=== SUPPLIED RECORDS ===
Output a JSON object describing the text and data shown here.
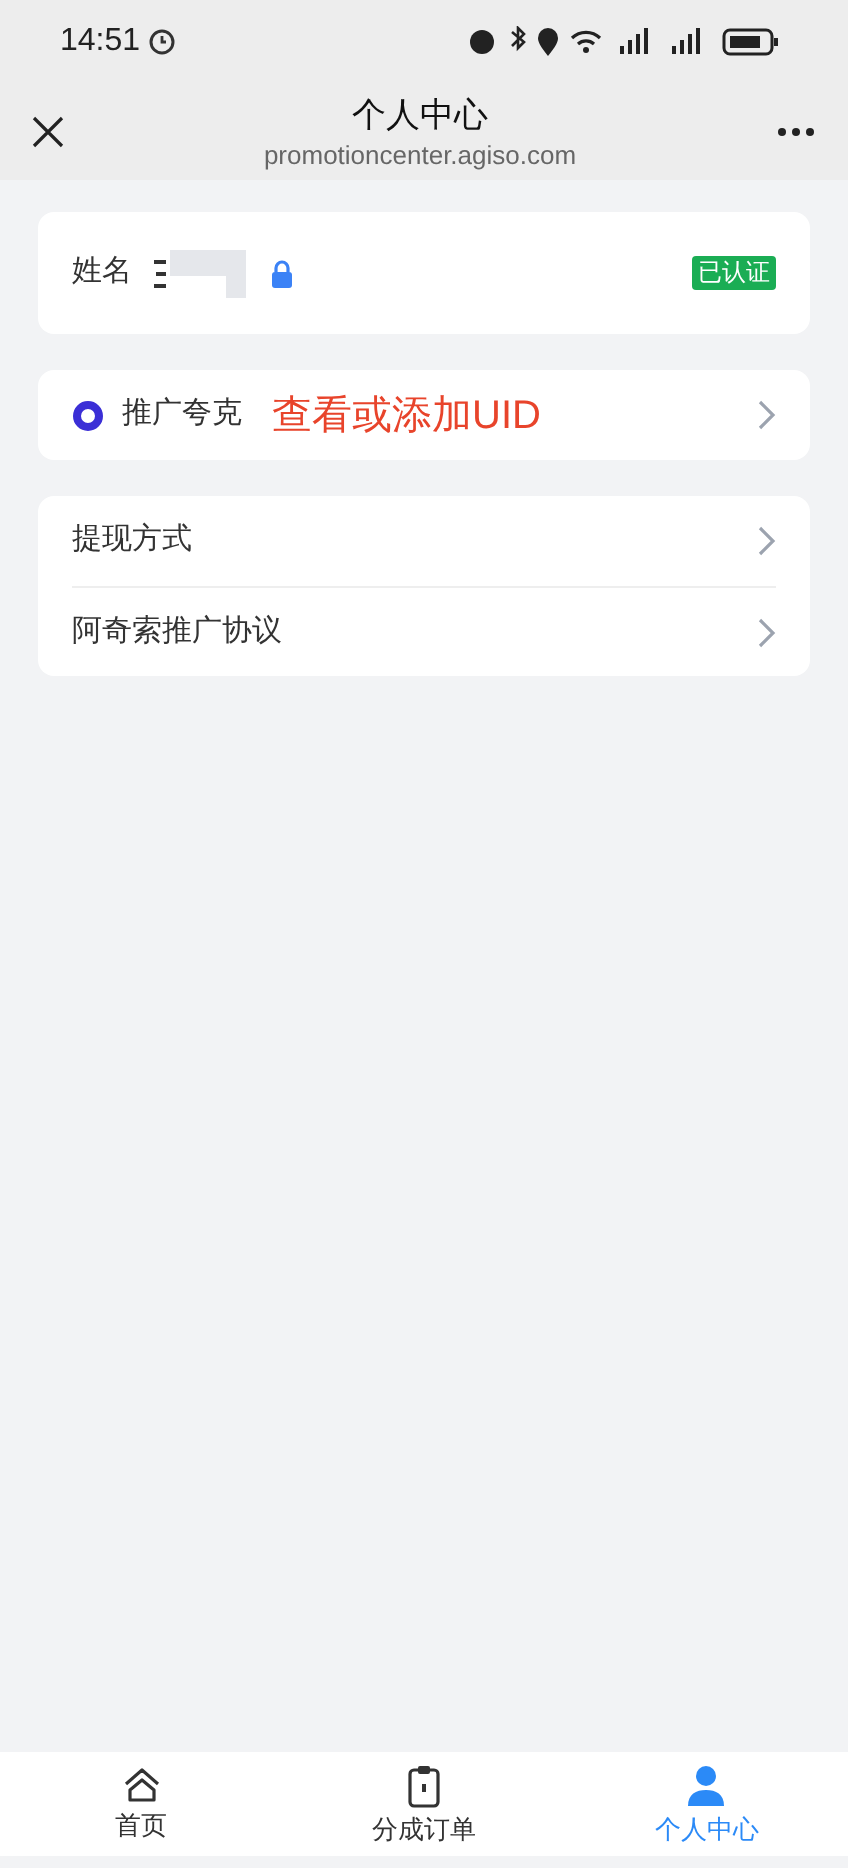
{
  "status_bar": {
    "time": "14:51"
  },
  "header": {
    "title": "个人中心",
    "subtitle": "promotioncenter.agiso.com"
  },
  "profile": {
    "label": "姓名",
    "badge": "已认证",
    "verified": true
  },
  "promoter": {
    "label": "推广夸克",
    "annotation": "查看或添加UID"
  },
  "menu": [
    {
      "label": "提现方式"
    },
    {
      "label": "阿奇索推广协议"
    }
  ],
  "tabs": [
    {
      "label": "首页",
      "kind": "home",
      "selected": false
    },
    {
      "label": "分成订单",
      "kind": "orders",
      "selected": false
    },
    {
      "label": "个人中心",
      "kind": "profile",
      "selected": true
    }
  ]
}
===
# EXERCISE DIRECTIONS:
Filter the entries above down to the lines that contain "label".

# RESULT BELOW:
    "label": "姓名",
    "label": "推广夸克",
      "label": "提现方式"
      "label": "阿奇索推广协议"
      "label": "首页",
      "label": "分成订单",
      "label": "个人中心",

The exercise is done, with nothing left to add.